As Humagne Rouge is my favourite Swiss red variety, so, I think, Petite Arvine is my favourite white. Expect a touch more weight than a Chasselas/Fendant. In the best bottles there will be a touch of the exotic (here you might find pineapple, often apricot too), and a combination of creamy fruit with salinity on the tip of the tongue as the wine lingers there. This wine is by no means one of the more expensive made from this grape variety (this was purchased in a smart Geneva store’s wine department for CHF 26). Producers always suggest their wines will age, and Flaction reckons 5 to 10 years for his Petite Arvine. I’m not sure many people will give it that long, and every Petite Arvine I’ve drunk has been under five years old.

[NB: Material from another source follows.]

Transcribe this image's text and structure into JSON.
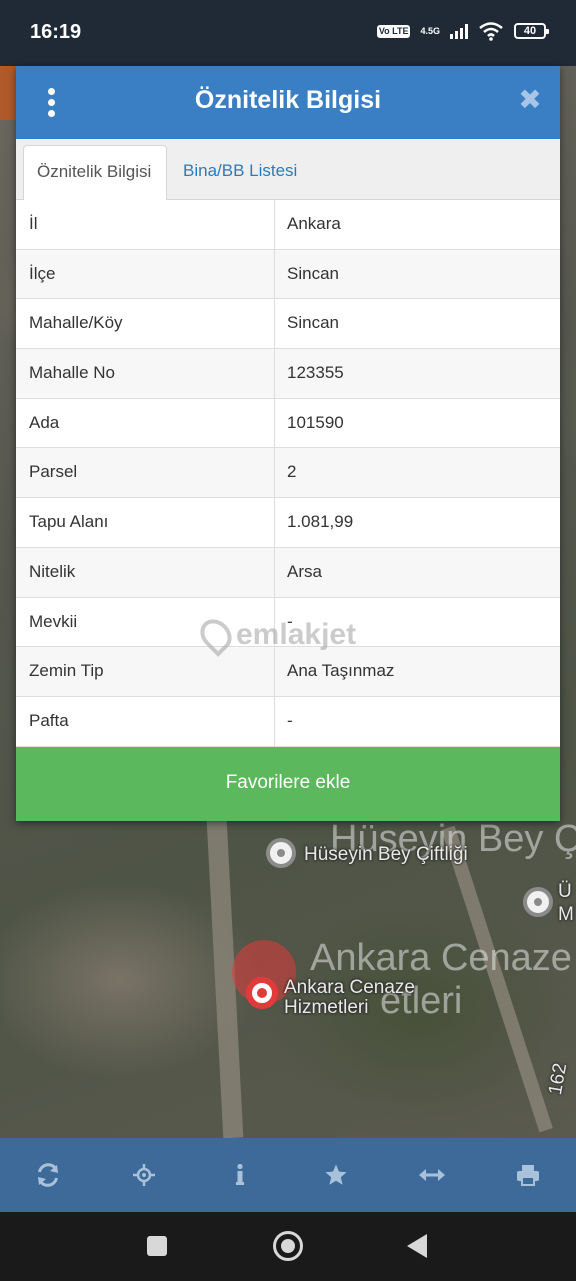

There are plenty of wines mentioned here, but for a small country which grows over 200 grape varieties, this doesn’t even scratch the surface. A tiny proportion of Swiss wines are exported, all estimates seem to suggest under 1% of production. The Swiss are avid wine drinkers, and they import much more wine than they produce. Couple that with their strong currency, and the high costs of relatively small scale mountain viticulture, and it’s no surprise that we see little in the UK. It will not be getting any cheaper, after the post-brexit fall in sterling.
But despite these rather depressing facts, I would still urge you to try Swiss wine. Only today, a wine loving friend said they’d never tasted a Swiss wine. The country has so much to offer which is so very different to what you might be used to that it is a big shame to ignore Switzerland completely. I am happy to admit that I have a romantic attachment to Swiss wine, but then, for me that’s half of what wine’s all about. As well as these fairly simple wines, Switzerland does produce a good number of genuinely fine wines, and boasts a number of internationally recognised producers whose wines grace many a smart wine list all over the world. Go forth and drink them.